The other cool trick is that the tool is smart enough to identify tables that are performing fundamentally the same function. In the screenshot below you can see that it recognizes the post-dialing plan tables and groups all 214 of them together in one block – making it easier to understand the output.
Having said all of that, there are times when the translations are just complex, and FlowShow can’t hide that from you. I love the crazy mess of arrows in the middle of the diagram below.
There’s also some cool use of color coding – the green in the above screenshot means that these tables are used for on-switch subscriber calls, and there are different colors for inbound trunk calls, post-ANI-screening calls, etc. The gray table above is never used.
There’s also a pane to the right of the diagram where you can see the detailed configuration of any table or entry within that table – for example here’s a snapshot of the Digits Main Table.
By including this data FlowShow gives you a much more user-friendly way to inspect your translations. You can’t modify anything, but you can see all of the configuration – even including the details of the NPA tables (in the right pane only).
I haven’t shown you Trunk Routing, but it’s basically the same as Number Validation.

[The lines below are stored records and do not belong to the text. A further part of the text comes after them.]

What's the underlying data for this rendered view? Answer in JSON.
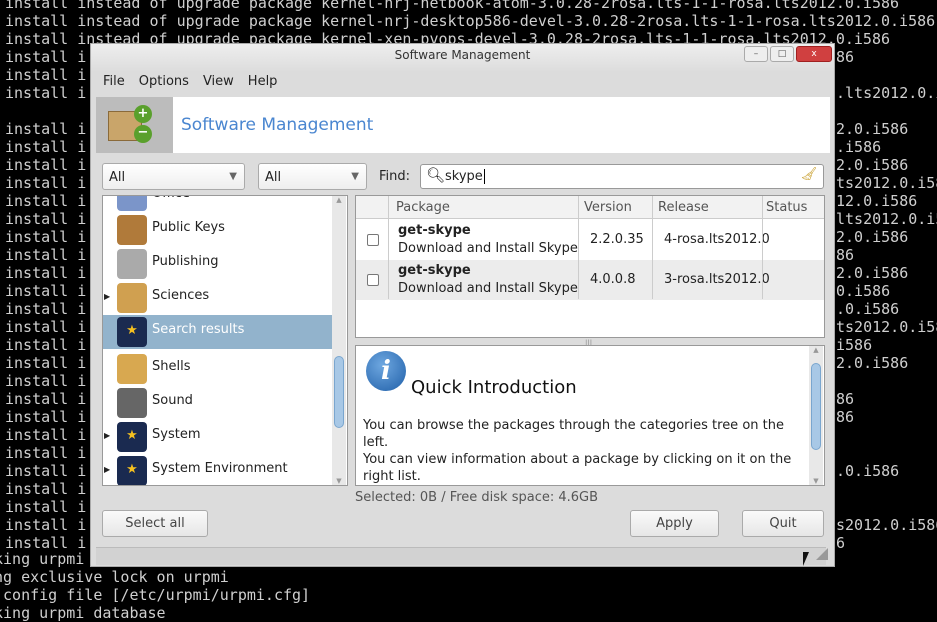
{
  "terminal": {
    "full_lines": [
      "install instead of upgrade package kernel-nrj-netbook-atom-3.0.28-2rosa.lts-1-1-rosa.lts2012.0.i586",
      "install instead of upgrade package kernel-nrj-desktop586-devel-3.0.28-2rosa.lts-1-1-rosa.lts2012.0.i586",
      "install instead of upgrade package kernel-xen-pvops-devel-3.0.28-2rosa.lts-1-1-rosa.lts2012.0.i586"
    ],
    "left_prefix": "install i",
    "right_fragments": [
      "86",
      "",
      ".lts2012.0.i586",
      "",
      "2.0.i586",
      ".i586",
      "2.0.i586",
      "ts2012.0.i586",
      "12.0.i586",
      "lts2012.0.i586",
      "2.0.i586",
      "86",
      "2.0.i586",
      "0.i586",
      ".0.i586",
      "ts2012.0.i586",
      "i586",
      "2.0.i586",
      "",
      "86",
      "86",
      "",
      "",
      ".0.i586",
      "",
      "",
      "s2012.0.i586",
      "6"
    ],
    "bottom_lines": [
      "king urpmi",
      "ng exclusive lock on urpmi",
      " config file [/etc/urpmi/urpmi.cfg]",
      "king urpmi database"
    ]
  },
  "window": {
    "title": "Software Management",
    "minimize": "–",
    "maximize": "□",
    "close": "x"
  },
  "menu": [
    "File",
    "Options",
    "View",
    "Help"
  ],
  "banner": {
    "title": "Software Management"
  },
  "filters": {
    "first": "All",
    "second": "All",
    "find_label": "Find:",
    "find_value": "skype"
  },
  "tree": [
    {
      "label": "Office",
      "expander": false,
      "icon": "office-icon"
    },
    {
      "label": "Public Keys",
      "expander": false,
      "icon": "public-keys-icon"
    },
    {
      "label": "Publishing",
      "expander": false,
      "icon": "publishing-icon"
    },
    {
      "label": "Sciences",
      "expander": true,
      "icon": "sciences-icon"
    },
    {
      "label": "Search results",
      "expander": false,
      "icon": "monitor-star-icon",
      "selected": true
    },
    {
      "label": "Shells",
      "expander": false,
      "icon": "shell-icon"
    },
    {
      "label": "Sound",
      "expander": false,
      "icon": "speaker-icon"
    },
    {
      "label": "System",
      "expander": true,
      "icon": "monitor-star-icon"
    },
    {
      "label": "System Environment",
      "expander": true,
      "icon": "monitor-star-icon"
    }
  ],
  "table": {
    "headers": [
      "Package",
      "Version",
      "Release",
      "Status"
    ],
    "rows": [
      {
        "name": "get-skype",
        "desc": "Download and Install Skype",
        "version": "2.2.0.35",
        "release": "4-rosa.lts2012.0",
        "status": ""
      },
      {
        "name": "get-skype",
        "desc": "Download and Install Skype",
        "version": "4.0.0.8",
        "release": "3-rosa.lts2012.0",
        "status": ""
      }
    ]
  },
  "info": {
    "title": "Quick Introduction",
    "p1": "You can browse the packages through the categories tree on the left.",
    "p2": "You can view information about a package by clicking on it on the right list."
  },
  "status": "Selected: 0B / Free disk space: 4.6GB",
  "buttons": {
    "select_all": "Select all",
    "apply": "Apply",
    "quit": "Quit"
  }
}
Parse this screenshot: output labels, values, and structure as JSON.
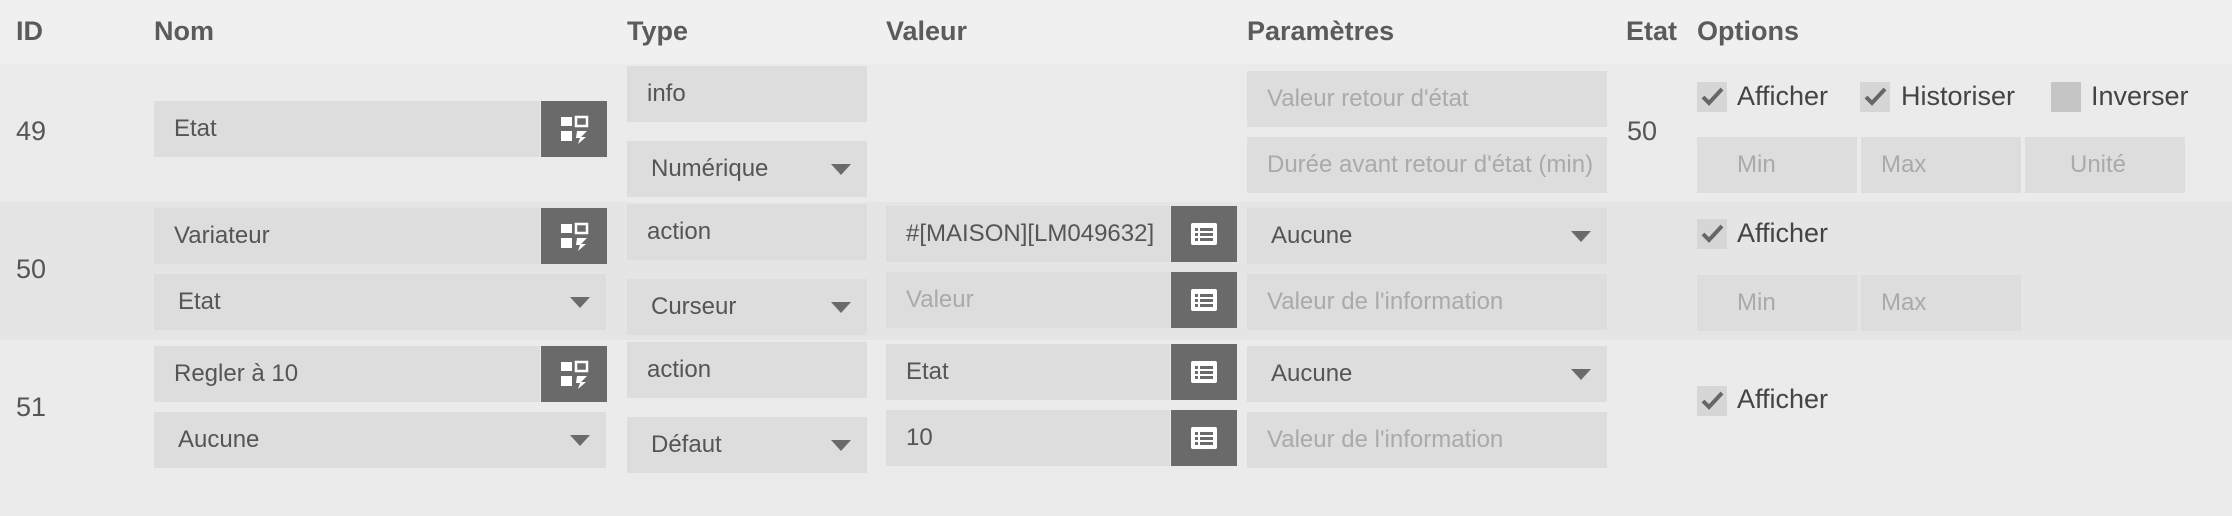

Should you use it?
The biggest downside is that it takes a bit of effort to get it set up – exporting the configuration, copying it off Metaview, importing it into the tool… These things could easily take 30 minutes of elapsed time, but the good news is you don’t need to watch it throughout, and if your translations don’t change very much, you probably don’t need to refresh it every single time.
If I were you, I’d go ahead and get your current configuration loaded in there, and then any time you need to troubleshoot a call in SAS, or modify your translations you have the tool ready to help you out.
You’ll need to refresh the data in FlowShow occasionally – once your active config set gets different enough from FlowShow to be annoying – but on balance you’ll save a lot of time by using the tool.
Sadly I didn’t discover it until our big translations project was almost complete, but in the future, we’ll be using FlowShow fo sho.
If you need some updates to your switch translations, and would rather outsource them, please contact us, and that will give us another excuse to use FlowShow.